The reconstruction of Rule 60(b) has for one of its purposes a clarification of this situation. Two types of procedure to obtain relief from judgments are specified in the rules as it is proposed to amend them. One procedure is by motion in the court and in the action in which the judgment was rendered. The other procedure is by a new or independent action to obtain relief from a judgment, which action may or may not be begun in the court which rendered the judgment. Various rules, such as the one dealing with a motion for new trial and for amendment of judgments, Rule 59, ... and one for judgment notwithstanding the verdict, Rule 50(b), and including the provisions of Rule 60(b) as amended, prescribe the various types of cases in which the practice by motion is permitted. In each case there is a limit upon the time within which resort to a motion is permitted, and this time limit may not be enlarged under Rule 6(b). If the right to make a motion is lost by the expiration of the time limits fixed in these rules, the only other procedural remedy is by a new or independent action to set aside a judgment upon those principles which have heretofore been applied in such an action. ...
To illustrate the operation of the amendment, it will be noted that under Rule 59(b) as it now stands, without amendment, a motion for new trial on the ground of newly discovered evidence is permitted within ten days after the entry of the judgment, or after that time upon leave of the court. It is proposed to amend Rule 59(b) by providing that under that rule a motion for new trial shall be served not later than ten days after the entry of the judgment, whatever the ground be for the motion, whether error by the court or newly discovered evidence.

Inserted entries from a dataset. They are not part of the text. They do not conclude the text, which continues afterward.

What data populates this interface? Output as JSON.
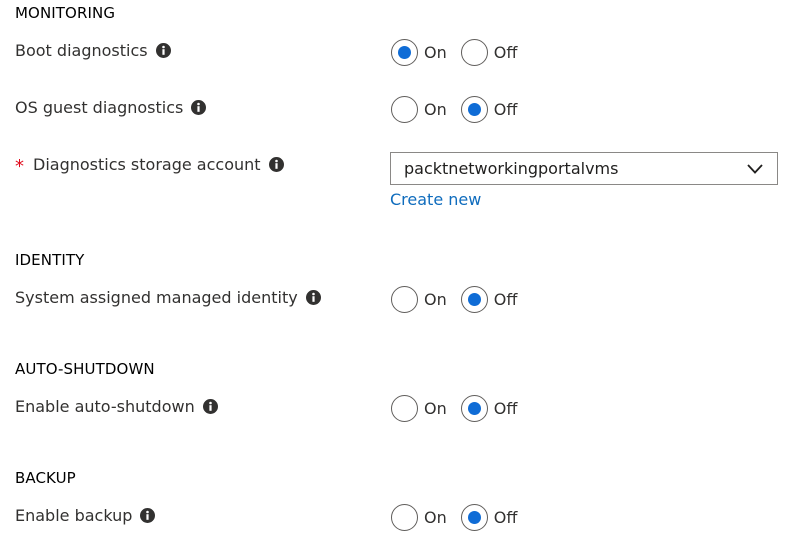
{
  "sections": {
    "monitoring": "MONITORING",
    "identity": "IDENTITY",
    "auto_shutdown": "AUTO-SHUTDOWN",
    "backup": "BACKUP"
  },
  "fields": {
    "boot_diagnostics": {
      "label": "Boot diagnostics",
      "on": "On",
      "off": "Off",
      "selected": "On"
    },
    "os_guest_diagnostics": {
      "label": "OS guest diagnostics",
      "on": "On",
      "off": "Off",
      "selected": "Off"
    },
    "diagnostics_storage": {
      "required_mark": "*",
      "label": "Diagnostics storage account",
      "value": "packtnetworkingportalvms",
      "create_new": "Create new"
    },
    "system_identity": {
      "label": "System assigned managed identity",
      "on": "On",
      "off": "Off",
      "selected": "Off"
    },
    "auto_shutdown": {
      "label": "Enable auto-shutdown",
      "on": "On",
      "off": "Off",
      "selected": "Off"
    },
    "backup": {
      "label": "Enable backup",
      "on": "On",
      "off": "Off",
      "selected": "Off"
    }
  },
  "icons": {
    "info": "info-icon",
    "dropdown": "chevron-down-icon"
  },
  "colors": {
    "accent": "#0f6cd6",
    "link": "#0f6cbd",
    "required": "#e00b1c",
    "text": "#323130"
  }
}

On the other hand, one of the purposes of the bill of review in equity was to afford relief on the ground of newly discovered evidence long after the entry of the judgment. Therefore, to permit relief by a motion similar to that heretofore obtained on bill of review. Rule 60(b) as amended permits an application for relief to be made by motion, on the ground of newly discovered evidence, within one year after judgment. Such a motion under Rule 60(b) does not affect the finality of the judgment, but a motion under Rule 59, made within 10 days, does affect finality and the running of the time for appeal.
So, SCO is in effect asking for relief, based on "newly discovered" evidence. I think that is why they have been asked to refile as a new motion. But is it newly discovered? Or previously hidden? That will be Judge Kimball's job, to parse out which it is, and he has to give SCO a fair hearing. I know he will, but he doesn't miss much. I also don't expect the ultimate outcome to depend at all on this particular motion or the "newly discovered" evidence. But it could have some effect on a later appeal, so it will be addressed by the court with seriousness of purpose, whether or not it's just another SCO sleight-of-hand.